Matt Eyles, president and CEO of America’s Health Insurance plans, told reporters in late June that insured consumers can already comparison-shop for doctors. About 90% of covered patients, he added, have access to systems that can estimate their out-of-pocket costs.
“We share the administration’s commitment to ... better information,” he said. “However, multiple experts, including the Federal Trade Commission, agree that disclosing privately negotiated rates will make it harder to bargain for lower rates, creating a floor, not a ceiling, for prices that hospitals would accept.”
The University of Arkansas for Medical Sciences says it supports transparency, but not the pending 2020 rules. “There are details in the proposed rules that may not accomplish what is intended,” said Amanda George, vice chancellor for finance and CFO of the hospital and medical school. “We are hopeful CMS will consider the comments it receives from providers and will revise the rules so that a better solution is obtained.” Other Little Rock hospitals held similar positions, or chose to let the hospital association speak for them.
Ryall said health insurers would be more logical keepers of an online price clearinghouse. “Finding some way to convene the payers and a format where patients could search for copays and deductibles would be a better plan,” he said. “This proposal means hospitals have to research that information, which we’re not privy to in a lot of cases. It’s the insurer that has all that information.”

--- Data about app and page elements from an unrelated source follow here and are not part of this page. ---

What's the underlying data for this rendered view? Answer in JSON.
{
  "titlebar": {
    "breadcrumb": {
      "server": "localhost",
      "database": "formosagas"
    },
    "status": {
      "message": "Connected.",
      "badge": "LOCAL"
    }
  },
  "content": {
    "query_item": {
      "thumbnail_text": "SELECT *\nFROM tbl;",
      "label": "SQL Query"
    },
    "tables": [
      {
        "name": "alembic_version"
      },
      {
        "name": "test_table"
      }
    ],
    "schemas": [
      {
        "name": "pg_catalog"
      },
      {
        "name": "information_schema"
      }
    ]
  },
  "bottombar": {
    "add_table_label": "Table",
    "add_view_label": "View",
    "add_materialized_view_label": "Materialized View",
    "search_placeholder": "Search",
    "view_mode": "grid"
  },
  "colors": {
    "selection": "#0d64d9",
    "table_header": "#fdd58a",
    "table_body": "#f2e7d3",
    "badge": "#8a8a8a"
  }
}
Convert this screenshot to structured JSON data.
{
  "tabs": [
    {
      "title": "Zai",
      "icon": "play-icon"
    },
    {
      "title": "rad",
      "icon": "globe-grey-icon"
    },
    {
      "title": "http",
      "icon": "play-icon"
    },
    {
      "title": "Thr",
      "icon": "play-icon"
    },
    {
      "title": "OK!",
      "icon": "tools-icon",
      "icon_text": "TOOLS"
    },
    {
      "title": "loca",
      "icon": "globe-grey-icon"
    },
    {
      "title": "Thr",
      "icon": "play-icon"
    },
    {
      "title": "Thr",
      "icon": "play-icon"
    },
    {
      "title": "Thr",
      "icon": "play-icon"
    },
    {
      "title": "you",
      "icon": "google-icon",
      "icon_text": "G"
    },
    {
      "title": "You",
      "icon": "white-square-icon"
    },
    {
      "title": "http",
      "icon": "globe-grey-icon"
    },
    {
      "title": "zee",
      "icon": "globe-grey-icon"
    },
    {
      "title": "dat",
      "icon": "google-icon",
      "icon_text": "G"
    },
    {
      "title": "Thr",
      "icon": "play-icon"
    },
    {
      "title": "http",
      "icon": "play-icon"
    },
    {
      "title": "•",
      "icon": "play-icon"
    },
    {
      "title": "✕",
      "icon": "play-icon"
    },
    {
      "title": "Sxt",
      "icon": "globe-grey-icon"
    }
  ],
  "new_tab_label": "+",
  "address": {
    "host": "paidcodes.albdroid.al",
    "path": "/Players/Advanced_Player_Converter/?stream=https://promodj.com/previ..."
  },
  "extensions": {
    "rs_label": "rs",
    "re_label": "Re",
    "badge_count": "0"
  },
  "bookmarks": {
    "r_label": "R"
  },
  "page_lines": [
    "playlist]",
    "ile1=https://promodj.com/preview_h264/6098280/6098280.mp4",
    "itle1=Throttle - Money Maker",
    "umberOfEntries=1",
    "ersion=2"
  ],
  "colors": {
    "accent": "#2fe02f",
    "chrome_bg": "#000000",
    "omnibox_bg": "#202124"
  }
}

Ryall said the Arkansas Hospital Association planned to submit its comments to the government at the end of last week, “noting our objections and noting that there are other ways to get at the information they want, ways that would be far better than just posting charges and prices.”